New research has identified the barriers faced by older people looking to set up a new business, and highlighted the potential cost of inaction to the UK economy.
The research by The Olderpreneur Alliance shows that while more over-50s than ever are thinking about going it alone with self-employment or a new business venture, they report a range of obstacles – from a lack of start-up and investment capital to difficulties accessing business support services and training.
Dr Isabella Moore CBE (pictured), who’s doctoral research into the subject led her to launch The Olderpreneurship Alliance at the age of 74 years, is now calling on government, business support services and financial institutions to do more to encourage and support so-called ‘olderpreneurs’ in response to the need for economic growth in the UK’s ageing society.
Dr Moore, a successful entrepreneur and former President of the British Chambers of Commerce, said: “Business creation is an important driver of economic growth and innovation, both of which are vital in the current economic climate.
“For older people, later-life entrepreneurship can provide a life-changing opportunity when they find it difficult to obtain full-time work or realise that pension income is insufficient; or see in later life the perfect chance to fulfil long-held business ambitions.
“For these reasons, it is vital that olderpreneurship is given every opportunity to flourish. Unfortunately, all our research indicates that, as things stand, older people wishing to set up in business face a significant number of obstacles and challenges, not least of which are ageist attitudes towards older people.”
The number of UK businesses run by people aged 55+ has steadily increased over the past decade, with the fastest growing age group of new business owners being those aged over 65. Encouragingly, the older you are when you start your business, the more likely your chances of success. In the US, MIT found that a 50-year-old founder is twice as likely to build an enterprise that leads to either a market flotation or successful acquisition as a 30-year-old founder.
Despite this, The Olderpreneur Alliance found that older people often hold back from going it alone because of a complex mix of personal, social, and economic barriers. While a majority of older people feel that age equips later-life entrepreneurs with a range of skills and achievements that can be harnessed for business creation, many feel this experience is undervalued by the business and wider communities.
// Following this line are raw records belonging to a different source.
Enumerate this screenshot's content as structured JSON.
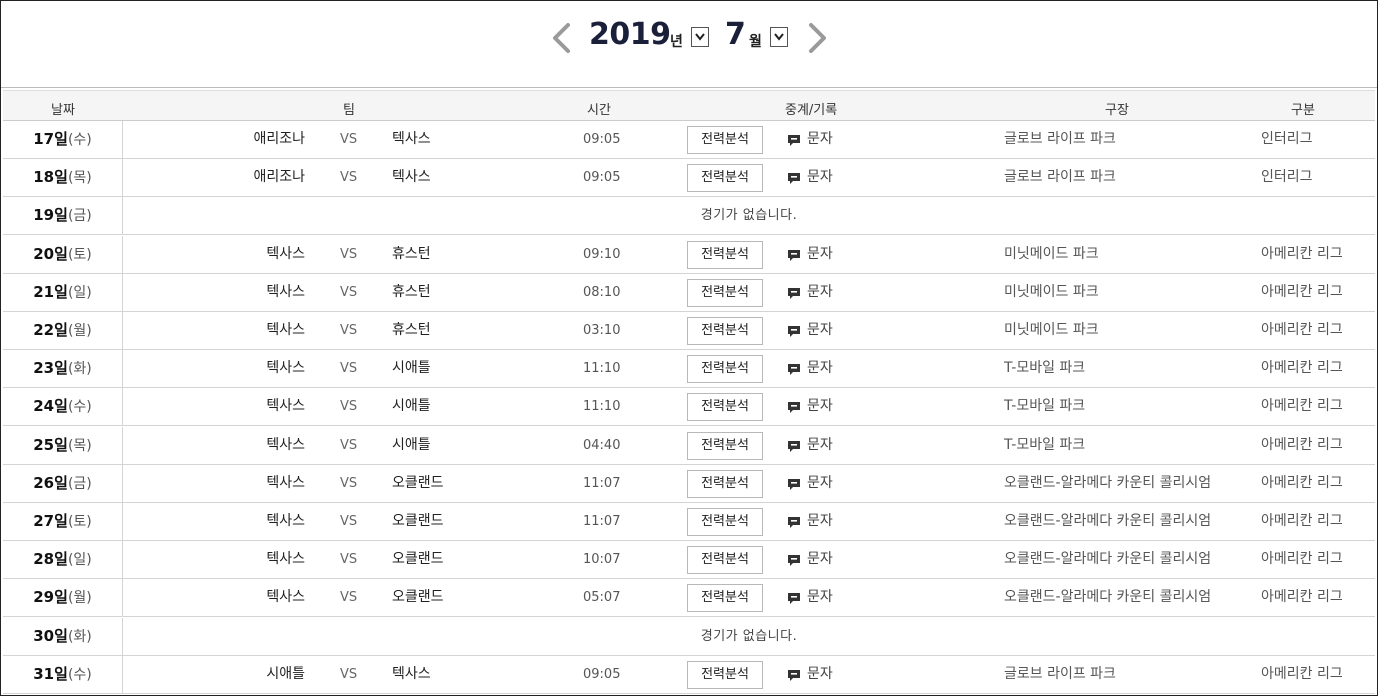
{
  "header": {
    "year": "2019",
    "year_unit": "년",
    "month": "7",
    "month_unit": "월"
  },
  "columns": {
    "date": "날짜",
    "team": "팀",
    "time": "시간",
    "broadcast": "중계/기록",
    "stadium": "구장",
    "category": "구분"
  },
  "labels": {
    "vs": "VS",
    "analysis": "전력분석",
    "text_relay": "문자"
  },
  "rows": [
    {
      "day": "17일",
      "weekday": "(수)",
      "home": "애리조나",
      "away": "텍사스",
      "time": "09:05",
      "stadium": "글로브 라이프 파크",
      "league": "인터리그"
    },
    {
      "day": "18일",
      "weekday": "(목)",
      "home": "애리조나",
      "away": "텍사스",
      "time": "09:05",
      "stadium": "글로브 라이프 파크",
      "league": "인터리그"
    },
    {
      "day": "19일",
      "weekday": "(금)",
      "nogame": "경기가 없습니다."
    },
    {
      "day": "20일",
      "weekday": "(토)",
      "home": "텍사스",
      "away": "휴스턴",
      "time": "09:10",
      "stadium": "미닛메이드 파크",
      "league": "아메리칸 리그"
    },
    {
      "day": "21일",
      "weekday": "(일)",
      "home": "텍사스",
      "away": "휴스턴",
      "time": "08:10",
      "stadium": "미닛메이드 파크",
      "league": "아메리칸 리그"
    },
    {
      "day": "22일",
      "weekday": "(월)",
      "home": "텍사스",
      "away": "휴스턴",
      "time": "03:10",
      "stadium": "미닛메이드 파크",
      "league": "아메리칸 리그"
    },
    {
      "day": "23일",
      "weekday": "(화)",
      "home": "텍사스",
      "away": "시애틀",
      "time": "11:10",
      "stadium": "T-모바일 파크",
      "league": "아메리칸 리그"
    },
    {
      "day": "24일",
      "weekday": "(수)",
      "home": "텍사스",
      "away": "시애틀",
      "time": "11:10",
      "stadium": "T-모바일 파크",
      "league": "아메리칸 리그"
    },
    {
      "day": "25일",
      "weekday": "(목)",
      "home": "텍사스",
      "away": "시애틀",
      "time": "04:40",
      "stadium": "T-모바일 파크",
      "league": "아메리칸 리그"
    },
    {
      "day": "26일",
      "weekday": "(금)",
      "home": "텍사스",
      "away": "오클랜드",
      "time": "11:07",
      "stadium": "오클랜드-알라메다 카운티 콜리시엄",
      "league": "아메리칸 리그"
    },
    {
      "day": "27일",
      "weekday": "(토)",
      "home": "텍사스",
      "away": "오클랜드",
      "time": "11:07",
      "stadium": "오클랜드-알라메다 카운티 콜리시엄",
      "league": "아메리칸 리그"
    },
    {
      "day": "28일",
      "weekday": "(일)",
      "home": "텍사스",
      "away": "오클랜드",
      "time": "10:07",
      "stadium": "오클랜드-알라메다 카운티 콜리시엄",
      "league": "아메리칸 리그"
    },
    {
      "day": "29일",
      "weekday": "(월)",
      "home": "텍사스",
      "away": "오클랜드",
      "time": "05:07",
      "stadium": "오클랜드-알라메다 카운티 콜리시엄",
      "league": "아메리칸 리그"
    },
    {
      "day": "30일",
      "weekday": "(화)",
      "nogame": "경기가 없습니다."
    },
    {
      "day": "31일",
      "weekday": "(수)",
      "home": "시애틀",
      "away": "텍사스",
      "time": "09:05",
      "stadium": "글로브 라이프 파크",
      "league": "아메리칸 리그"
    }
  ]
}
The lack of confidence this creates can significantly undermine the intention to become an entrepreneur, as well as the ability of older people to access the resources needed for the venture.
Many potential olderpreneurs report a lack of financial resources to fund their start-up and ongoing financial commitments but see financial institutions as reluctant to invest in later-life business creation and government-type grant applications as too complex.
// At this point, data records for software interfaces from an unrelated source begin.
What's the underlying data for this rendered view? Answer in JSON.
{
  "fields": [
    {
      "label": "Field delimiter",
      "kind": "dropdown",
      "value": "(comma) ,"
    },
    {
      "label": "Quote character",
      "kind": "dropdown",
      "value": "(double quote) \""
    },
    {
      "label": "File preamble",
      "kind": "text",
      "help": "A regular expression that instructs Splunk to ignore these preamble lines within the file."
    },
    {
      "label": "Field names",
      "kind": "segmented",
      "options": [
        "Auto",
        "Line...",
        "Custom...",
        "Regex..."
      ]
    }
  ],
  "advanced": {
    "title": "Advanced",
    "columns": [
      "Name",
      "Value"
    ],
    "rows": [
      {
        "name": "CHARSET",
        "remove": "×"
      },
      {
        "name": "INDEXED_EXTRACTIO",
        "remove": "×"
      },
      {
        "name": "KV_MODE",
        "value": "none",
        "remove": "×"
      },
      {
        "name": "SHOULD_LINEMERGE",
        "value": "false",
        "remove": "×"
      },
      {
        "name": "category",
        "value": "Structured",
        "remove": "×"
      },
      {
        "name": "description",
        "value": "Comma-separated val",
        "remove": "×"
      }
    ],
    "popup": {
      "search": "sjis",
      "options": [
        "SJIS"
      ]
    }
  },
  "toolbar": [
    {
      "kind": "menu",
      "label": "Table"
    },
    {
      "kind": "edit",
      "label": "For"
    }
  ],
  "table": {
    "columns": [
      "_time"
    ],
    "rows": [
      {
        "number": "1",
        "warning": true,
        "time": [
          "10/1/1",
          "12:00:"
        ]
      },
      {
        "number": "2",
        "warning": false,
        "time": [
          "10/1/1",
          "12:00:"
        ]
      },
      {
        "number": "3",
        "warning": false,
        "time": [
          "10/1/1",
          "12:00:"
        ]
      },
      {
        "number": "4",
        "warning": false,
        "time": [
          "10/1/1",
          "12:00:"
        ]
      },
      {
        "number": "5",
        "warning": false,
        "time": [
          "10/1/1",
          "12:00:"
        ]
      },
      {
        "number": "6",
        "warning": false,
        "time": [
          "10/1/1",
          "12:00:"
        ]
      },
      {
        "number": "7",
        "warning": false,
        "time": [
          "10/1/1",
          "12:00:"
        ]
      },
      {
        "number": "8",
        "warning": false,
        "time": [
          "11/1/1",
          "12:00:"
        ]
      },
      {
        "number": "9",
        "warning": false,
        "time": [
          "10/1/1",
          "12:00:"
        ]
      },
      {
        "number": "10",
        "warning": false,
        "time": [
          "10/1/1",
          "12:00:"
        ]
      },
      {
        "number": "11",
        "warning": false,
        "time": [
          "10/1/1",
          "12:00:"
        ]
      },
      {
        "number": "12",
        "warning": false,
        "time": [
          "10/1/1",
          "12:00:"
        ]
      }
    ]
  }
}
Business support services such as training and mentoring are also felt to be geared to younger entrepreneurs. A high proportion of older men and women report they would find it difficult or uncomfortable to attend business networking events and feel they would not be taken seriously as a later-life entrepreneur.
The research also identified a number of gender-specific barriers. Despite clear evidence of older women outperforming men in terms of attitude to risk, confidence in the transferability of their skills and experience, and levels of resilience and perseverance, many report feeling excluded from the enterprise culture because they don’t fit the popular image of the young, male entrepreneur.
Dr Moore added: “It is clear that an army of potential olderpreneurs stands ready and willing to mobilise, with the potential to make a huge economic and social contribution to this country.
“But what stands out strongly from our research is that both women and men in later life report difficulties in obtaining targeted, relevant business support to help them build both the practical business skills and the confidence they need to take this ambition forward.
“The Olderpreneur Alliance will shortly be launching its own mentoring and support services to help those looking to make this step in later-life, but we also urge all those in relevant government, business support and financial roles to consider how they can contribute to the unlocking of this vast, and largely untapped, resource.
“Banks and financial institutions need to acknowledge and then act to stimulate the untapped potential of later-life individuals seeking funding support and investment for business creation.
“Finally, and perhaps most importantly of all, we need an urgent change in our societal narrative – in the media and elsewhere – about later-life entrepreneurship, again particularly in relation to older women.”
To download a copy of the research report, visit www.olderpreneuralliance.com/research-advocacy
For more information on later-life business creation and The Olderpreneurship Alliance, visit www.olderpreneuralliance.com